I was dumb with silence, I held my peace, even from good; and my sorrow was stirred.
I was dumb with silence,.... Quite silent, as if he had been a dumb man, and could not speak; so he was before men, especially wicked men, and under the afflicting hand of God; see Psalms 39:9; thus he put his resolution into practice;
I held my peace, even from good; that is, he said neither good nor bad: this expresses the greatness of his silence: he did not choose to open his lips, and say anything that was good, lest evil should come out along with it; though this may be considered as carrying the matter too far, even to a criminal silence; saying nothing of the affliction he laboured under as coming from the hand of God, and of his own desert of it; nor praying to God for the removal of it, nor giving him thanks for his divine goodness in supporting him under it, and making it useful to him; though it seems rather to have respect to his silence concerning the goodness of his cause before men; he said not one word in the vindication of himself; but committed his cause to him that judgeth righteously. The Targum and Jarchi interpret it of his silence and cessation "from the words of the law": he said nothing concerning the good word of God; which sense, could it be admitted, the words in

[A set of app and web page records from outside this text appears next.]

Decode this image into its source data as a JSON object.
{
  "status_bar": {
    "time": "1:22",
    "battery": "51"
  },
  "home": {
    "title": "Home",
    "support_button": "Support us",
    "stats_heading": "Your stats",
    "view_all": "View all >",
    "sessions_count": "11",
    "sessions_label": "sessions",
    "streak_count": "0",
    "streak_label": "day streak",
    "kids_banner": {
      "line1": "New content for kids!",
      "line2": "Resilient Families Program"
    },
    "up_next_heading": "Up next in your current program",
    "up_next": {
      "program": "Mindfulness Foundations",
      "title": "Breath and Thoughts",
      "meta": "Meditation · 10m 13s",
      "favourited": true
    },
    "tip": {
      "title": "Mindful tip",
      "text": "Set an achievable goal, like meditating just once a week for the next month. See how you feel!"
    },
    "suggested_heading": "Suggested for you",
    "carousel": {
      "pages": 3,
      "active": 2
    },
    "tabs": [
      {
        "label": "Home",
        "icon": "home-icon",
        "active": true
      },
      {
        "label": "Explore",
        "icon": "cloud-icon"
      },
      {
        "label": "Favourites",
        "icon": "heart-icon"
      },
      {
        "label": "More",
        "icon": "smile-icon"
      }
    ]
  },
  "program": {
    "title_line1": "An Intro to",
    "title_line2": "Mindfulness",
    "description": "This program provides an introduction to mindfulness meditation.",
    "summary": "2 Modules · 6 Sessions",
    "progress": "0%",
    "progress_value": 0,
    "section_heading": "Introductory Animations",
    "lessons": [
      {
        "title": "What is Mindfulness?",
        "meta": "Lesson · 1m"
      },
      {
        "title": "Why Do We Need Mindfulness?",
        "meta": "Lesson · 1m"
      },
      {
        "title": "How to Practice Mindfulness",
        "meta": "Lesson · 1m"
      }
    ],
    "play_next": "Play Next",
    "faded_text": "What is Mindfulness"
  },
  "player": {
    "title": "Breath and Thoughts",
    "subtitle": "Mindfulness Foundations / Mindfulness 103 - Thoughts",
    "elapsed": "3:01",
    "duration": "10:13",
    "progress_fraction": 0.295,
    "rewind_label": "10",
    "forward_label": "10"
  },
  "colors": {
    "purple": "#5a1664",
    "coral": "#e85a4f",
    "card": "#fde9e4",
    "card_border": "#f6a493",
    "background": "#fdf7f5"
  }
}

Jeremiah 20:9; might be compared with these and the following;
and my sorrow was stirred; this was the issue and effect of his silence; his sorrow being pent up, and not let out and eased by words, swelled and increased the more; or the sorrow of his heart was stirred up at the insults and reproaches of his enemies, as Paul's spirit was stirred up by the superstition and idolatry of the city of Athens,